[What this task involves]
The output should be all lines of the entries below in which the word "index" occurs.

[Exercise inputs]
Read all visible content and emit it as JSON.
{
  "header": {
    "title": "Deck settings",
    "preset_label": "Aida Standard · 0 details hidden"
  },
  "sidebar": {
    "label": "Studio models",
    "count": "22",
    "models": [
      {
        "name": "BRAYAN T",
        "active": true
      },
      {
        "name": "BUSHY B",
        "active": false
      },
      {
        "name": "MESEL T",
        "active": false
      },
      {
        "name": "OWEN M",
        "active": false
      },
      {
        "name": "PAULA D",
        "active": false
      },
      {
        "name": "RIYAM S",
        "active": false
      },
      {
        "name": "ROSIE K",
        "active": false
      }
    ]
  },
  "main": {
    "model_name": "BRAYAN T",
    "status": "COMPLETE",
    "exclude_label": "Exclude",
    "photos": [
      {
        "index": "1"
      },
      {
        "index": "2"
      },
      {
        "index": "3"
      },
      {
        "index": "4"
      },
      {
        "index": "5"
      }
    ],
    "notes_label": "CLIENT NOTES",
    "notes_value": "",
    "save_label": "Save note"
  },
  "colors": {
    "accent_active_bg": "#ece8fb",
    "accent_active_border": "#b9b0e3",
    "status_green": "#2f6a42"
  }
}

[Response to this task]
        "index": "1"
        "index": "2"
        "index": "3"
        "index": "4"
        "index": "5"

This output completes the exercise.